Hi Simon and all,
I have followed some of the work of the Polar Yacht Guide participants and their suggestions and believe their work to be important for recreational sailors well beyond those who choose to venture in the higher latitudes.
In sheer numbers, sailing to the higher lats is on the increase (as has sailing/cruising overall), but is still a very small percentage of the total recreational cruising miles. The PYG reports most vessels are well prepared and manned with competent crew and who carry their cruising goals to a successful completion.
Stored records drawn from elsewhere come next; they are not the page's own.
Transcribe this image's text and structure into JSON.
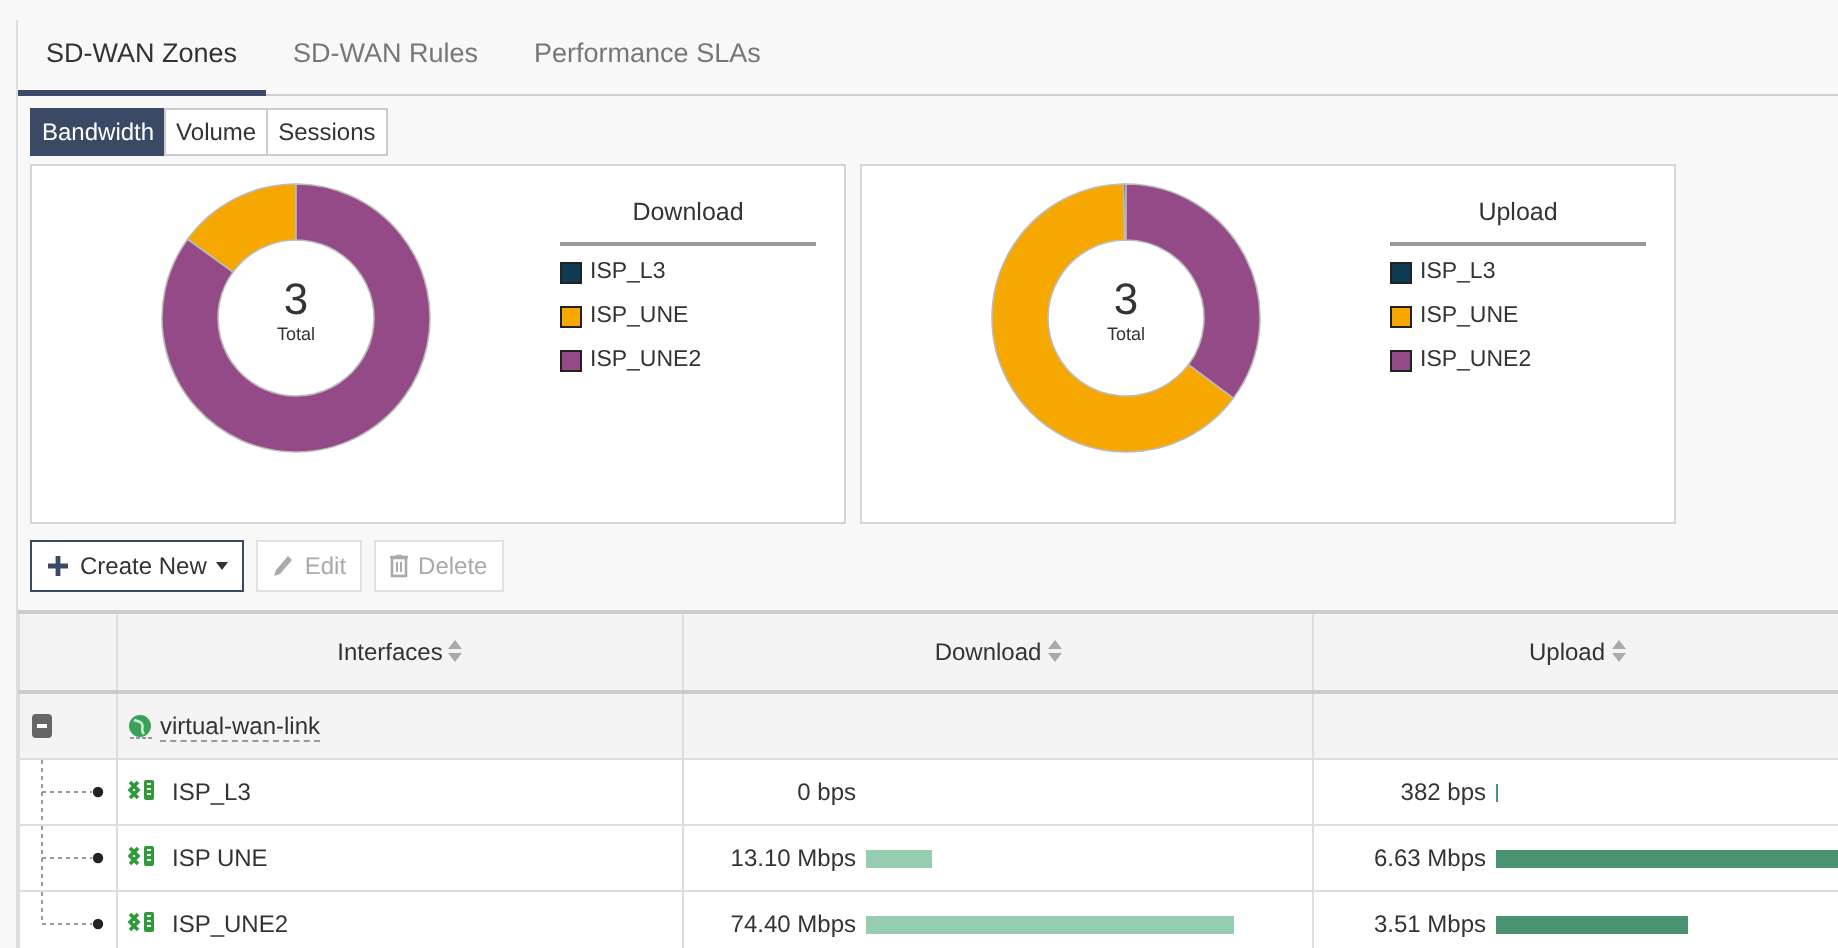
{
  "tabs": [
    {
      "label": "SD-WAN Zones",
      "selected": true
    },
    {
      "label": "SD-WAN Rules",
      "selected": false
    },
    {
      "label": "Performance SLAs",
      "selected": false
    }
  ],
  "view_toggle": [
    {
      "label": "Bandwidth",
      "selected": true
    },
    {
      "label": "Volume",
      "selected": false
    },
    {
      "label": "Sessions",
      "selected": false
    }
  ],
  "charts": [
    {
      "center_value": "3",
      "center_label": "Total",
      "legend_title": "Download",
      "legend": [
        {
          "label": "ISP_L3",
          "color": "#0e3a52"
        },
        {
          "label": "ISP_UNE",
          "color": "#f7a800"
        },
        {
          "label": "ISP_UNE2",
          "color": "#954a88"
        }
      ]
    },
    {
      "center_value": "3",
      "center_label": "Total",
      "legend_title": "Upload",
      "legend": [
        {
          "label": "ISP_L3",
          "color": "#0e3a52"
        },
        {
          "label": "ISP_UNE",
          "color": "#f7a800"
        },
        {
          "label": "ISP_UNE2",
          "color": "#954a88"
        }
      ]
    }
  ],
  "toolbar": [
    {
      "kind": "create",
      "label": "Create New",
      "disabled": false
    },
    {
      "kind": "edit",
      "label": "Edit",
      "disabled": true
    },
    {
      "kind": "delete",
      "label": "Delete",
      "disabled": true
    }
  ],
  "table": {
    "columns": [
      {
        "label": "Interfaces",
        "sortable": true
      },
      {
        "label": "Download",
        "sortable": true
      },
      {
        "label": "Upload",
        "sortable": true
      }
    ],
    "rows": [
      {
        "name": "virtual-wan-link",
        "expanded": true,
        "children": [
          {
            "name": "ISP_L3",
            "download": {
              "text": "0 bps"
            },
            "upload": {
              "text": "382 bps"
            }
          },
          {
            "name": "ISP UNE",
            "download": {
              "text": "13.10 Mbps"
            },
            "upload": {
              "text": "6.63 Mbps"
            }
          },
          {
            "name": "ISP_UNE2",
            "download": {
              "text": "74.40 Mbps"
            },
            "upload": {
              "text": "3.51 Mbps"
            }
          }
        ]
      }
    ]
  }
}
However, the PYG’s work is, in part, stimulated by the number of exceptions to those vessels that are well prepared and with competent crew: those that have needed SAR assistance and whose difficulties have threatened the environment. (This variance is also reflected in the broader cruising community.)
Now, any vessel venturing anywhere, day sailing to expedition cruising, may encounter bad luck in any of its various manifestations and need assistance. That said, at some point, reasonable sailors can look at a boat’s preparation and the skipper/crew experience and be clear that their plans are not wise: that they are inviting disaster to be planning to “go out there and do that”.
The PYG, as I understand it, wishes to generate a guide for recreational polar expeditions as a way of educating those intending to sail Polar waters (and thereby making less likely ill prepared vessels and crew.) An alternative is to (possibly) have the commercial shipping regulatory agency, The International Maritime Organization, extend their purview into the recreational area.
However, the PYG work reflects a wider concern that I have written about: that there are too many ill prepared vessels and crews going to sea. A SAR call-out, even in the best of times, always entails some possibility of accident and injury to crew, not to mention expense. And the best of times is rarely when there is a call-out. It seems predictable, over time, that some SAR crew member will endure a serious injury or death trying to assist a vessel that, upon later examination, should in no way have been “out there” in the first place. This scenario, tragic for the crew, is problematic for us recreational sailors as it invites what the PYG describes so accurately: the “creeping extension of mandatory power” by agencies possibly (probably) far removed from the interests and realities of cruising sailors.
I have written about this concern in various venues over the years where I called for the recreational boating community to develop some sort of self-regulatory procedures before it is foisted upon us by some outside agency. The PYG’s work seems to be a great start toward setting up a model that might be emulated by the broader recreational boating community. I believe it is in our interest to find a way to self-regulate our recreational cruising activities: to keep any oversight “in house”. This may entail generating guidelines (such as PYG is developing) and to encourage vessels, skipper and crew to embrace the guidelines and finding a way to respectfully discourage ill prepared vessels and in-experienced skippers/crew from departing and from putting themselves and others in danger.
One of the joys and appeal, for me, of our sport is the degree with which I am on my own with minimal outside oversight or interference. I am loathe to put that in jeopardy.
My best, Dick Stevenson, s/v Alchemy